### Your task:
Verbatim output of the lines below is required, with the images omitted.

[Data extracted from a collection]
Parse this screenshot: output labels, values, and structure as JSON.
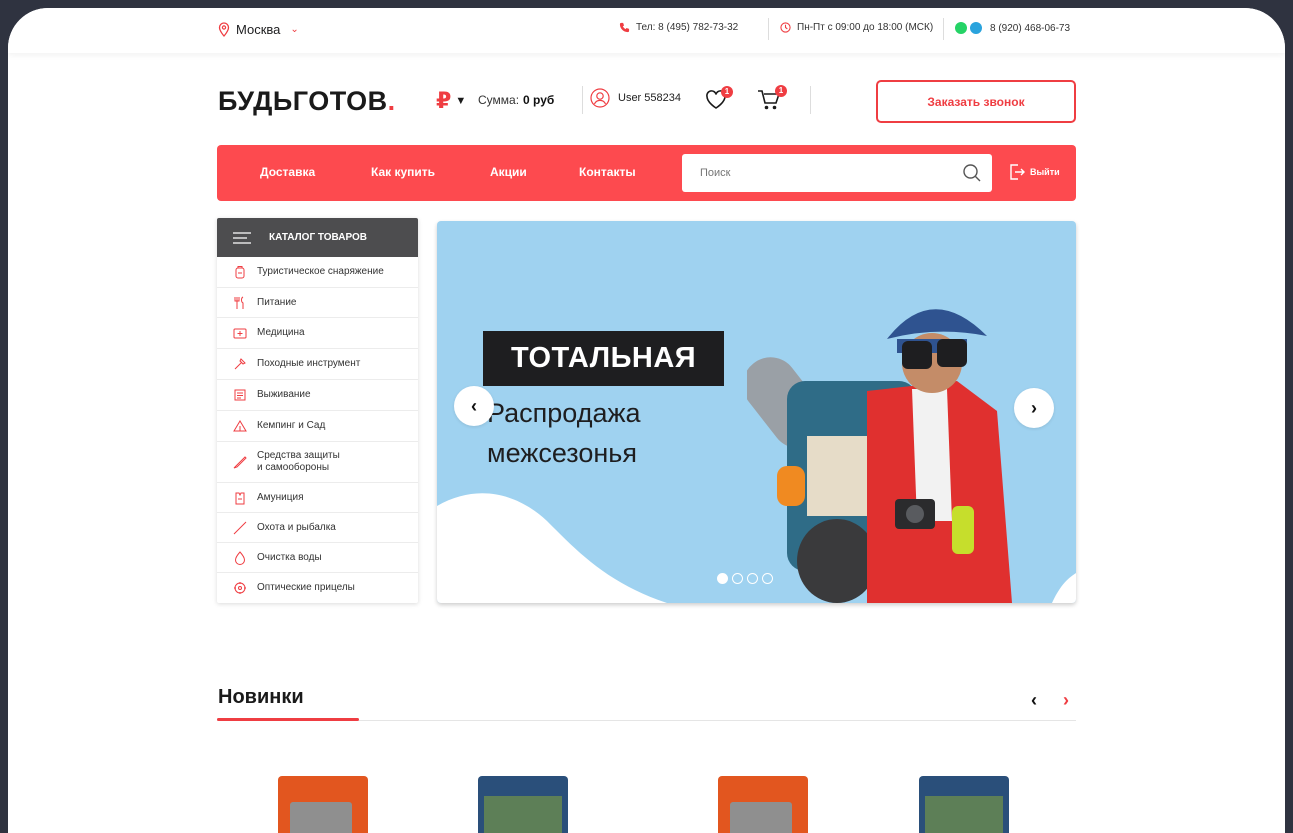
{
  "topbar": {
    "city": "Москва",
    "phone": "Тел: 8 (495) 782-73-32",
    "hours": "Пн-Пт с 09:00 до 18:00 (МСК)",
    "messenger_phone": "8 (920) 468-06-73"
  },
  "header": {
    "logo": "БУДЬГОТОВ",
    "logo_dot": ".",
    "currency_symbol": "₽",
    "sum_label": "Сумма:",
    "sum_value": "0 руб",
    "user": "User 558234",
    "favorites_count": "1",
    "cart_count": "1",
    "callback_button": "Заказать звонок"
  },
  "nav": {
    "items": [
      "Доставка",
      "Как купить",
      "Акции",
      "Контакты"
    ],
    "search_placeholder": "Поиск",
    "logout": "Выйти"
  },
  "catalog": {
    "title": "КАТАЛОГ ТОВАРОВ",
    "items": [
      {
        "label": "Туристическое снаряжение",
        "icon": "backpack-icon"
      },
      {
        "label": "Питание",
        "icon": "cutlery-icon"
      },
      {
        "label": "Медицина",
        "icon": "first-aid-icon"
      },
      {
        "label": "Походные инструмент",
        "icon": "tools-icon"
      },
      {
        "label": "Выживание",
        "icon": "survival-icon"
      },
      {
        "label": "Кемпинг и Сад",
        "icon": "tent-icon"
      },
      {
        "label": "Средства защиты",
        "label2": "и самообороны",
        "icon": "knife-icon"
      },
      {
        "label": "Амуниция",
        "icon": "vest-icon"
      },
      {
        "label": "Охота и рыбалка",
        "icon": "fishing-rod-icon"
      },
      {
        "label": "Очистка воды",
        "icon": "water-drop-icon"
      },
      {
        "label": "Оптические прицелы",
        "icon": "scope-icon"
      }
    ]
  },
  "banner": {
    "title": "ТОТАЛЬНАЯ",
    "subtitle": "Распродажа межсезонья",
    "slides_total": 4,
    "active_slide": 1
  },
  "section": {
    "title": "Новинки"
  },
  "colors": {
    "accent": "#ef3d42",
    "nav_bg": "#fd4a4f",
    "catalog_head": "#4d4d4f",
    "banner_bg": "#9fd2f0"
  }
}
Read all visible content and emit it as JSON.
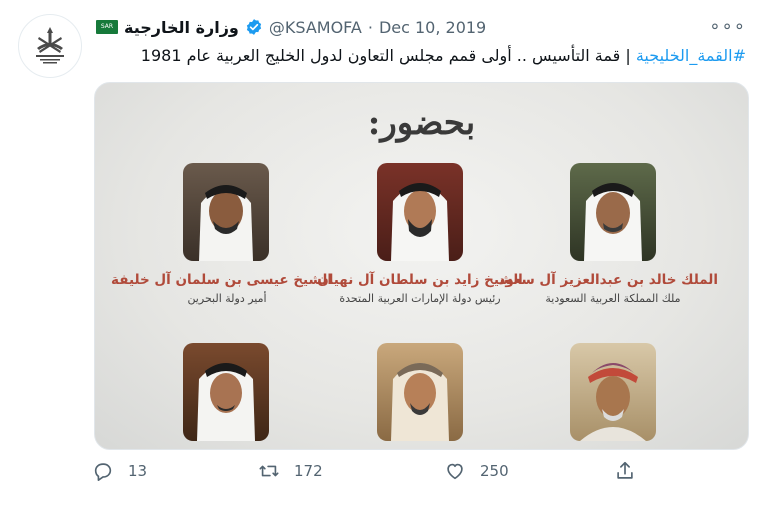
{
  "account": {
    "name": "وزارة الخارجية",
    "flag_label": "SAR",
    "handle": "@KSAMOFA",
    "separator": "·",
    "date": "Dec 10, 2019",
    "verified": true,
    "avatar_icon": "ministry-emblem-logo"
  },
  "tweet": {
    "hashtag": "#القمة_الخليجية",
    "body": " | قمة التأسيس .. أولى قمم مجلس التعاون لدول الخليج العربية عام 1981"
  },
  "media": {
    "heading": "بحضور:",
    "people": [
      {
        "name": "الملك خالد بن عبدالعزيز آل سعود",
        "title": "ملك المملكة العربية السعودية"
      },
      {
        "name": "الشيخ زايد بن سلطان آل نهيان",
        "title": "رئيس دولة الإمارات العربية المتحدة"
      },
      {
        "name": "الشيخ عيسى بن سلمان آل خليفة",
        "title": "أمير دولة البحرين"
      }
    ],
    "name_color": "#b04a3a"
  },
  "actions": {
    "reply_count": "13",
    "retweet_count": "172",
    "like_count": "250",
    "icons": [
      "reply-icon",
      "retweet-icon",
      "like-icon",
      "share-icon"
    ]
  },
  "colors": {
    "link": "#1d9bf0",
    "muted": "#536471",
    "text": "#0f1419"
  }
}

### Result:
Parse this screenshot: output labels, values, and structure as JSON.
{
  "topbar": {
    "city": "Москва",
    "phone": "Тел: 8 (495) 782-73-32",
    "hours": "Пн-Пт с 09:00 до 18:00 (МСК)",
    "messenger_phone": "8 (920) 468-06-73"
  },
  "header": {
    "logo": "БУДЬГОТОВ",
    "logo_dot": ".",
    "currency_symbol": "₽",
    "sum_label": "Сумма:",
    "sum_value": "0 руб",
    "user": "User 558234",
    "favorites_count": "1",
    "cart_count": "1",
    "callback_button": "Заказать звонок"
  },
  "nav": {
    "items": [
      "Доставка",
      "Как купить",
      "Акции",
      "Контакты"
    ],
    "search_placeholder": "Поиск",
    "logout": "Выйти"
  },
  "catalog": {
    "title": "КАТАЛОГ ТОВАРОВ",
    "items": [
      {
        "label": "Туристическое снаряжение",
        "icon": "backpack-icon"
      },
      {
        "label": "Питание",
        "icon": "cutlery-icon"
      },
      {
        "label": "Медицина",
        "icon": "first-aid-icon"
      },
      {
        "label": "Походные инструмент",
        "icon": "tools-icon"
      },
      {
        "label": "Выживание",
        "icon": "survival-icon"
      },
      {
        "label": "Кемпинг и Сад",
        "icon": "tent-icon"
      },
      {
        "label": "Средства защиты",
        "label2": "и самообороны",
        "icon": "knife-icon"
      },
      {
        "label": "Амуниция",
        "icon": "vest-icon"
      },
      {
        "label": "Охота и рыбалка",
        "icon": "fishing-rod-icon"
      },
      {
        "label": "Очистка воды",
        "icon": "water-drop-icon"
      },
      {
        "label": "Оптические прицелы",
        "icon": "scope-icon"
      }
    ]
  },
  "banner": {
    "title": "ТОТАЛЬНАЯ",
    "subtitle": "Распродажа межсезонья",
    "slides_total": 4,
    "active_slide": 1
  },
  "section": {
    "title": "Новинки"
  },
  "colors": {
    "accent": "#ef3d42",
    "nav_bg": "#fd4a4f",
    "catalog_head": "#4d4d4f",
    "banner_bg": "#9fd2f0"
  }
}
Read all visible content and emit it as JSON.
{
  "account": {
    "name": "وزارة الخارجية",
    "flag_label": "SAR",
    "handle": "@KSAMOFA",
    "separator": "·",
    "date": "Dec 10, 2019",
    "verified": true,
    "avatar_icon": "ministry-emblem-logo"
  },
  "tweet": {
    "hashtag": "#القمة_الخليجية",
    "body": " | قمة التأسيس .. أولى قمم مجلس التعاون لدول الخليج العربية عام 1981"
  },
  "media": {
    "heading": "بحضور:",
    "people": [
      {
        "name": "الملك خالد بن عبدالعزيز آل سعود",
        "title": "ملك المملكة العربية السعودية"
      },
      {
        "name": "الشيخ زايد بن سلطان آل نهيان",
        "title": "رئيس دولة الإمارات العربية المتحدة"
      },
      {
        "name": "الشيخ عيسى بن سلمان آل خليفة",
        "title": "أمير دولة البحرين"
      }
    ],
    "name_color": "#b04a3a"
  },
  "actions": {
    "reply_count": "13",
    "retweet_count": "172",
    "like_count": "250",
    "icons": [
      "reply-icon",
      "retweet-icon",
      "like-icon",
      "share-icon"
    ]
  },
  "colors": {
    "link": "#1d9bf0",
    "muted": "#536471",
    "text": "#0f1419"
  }
}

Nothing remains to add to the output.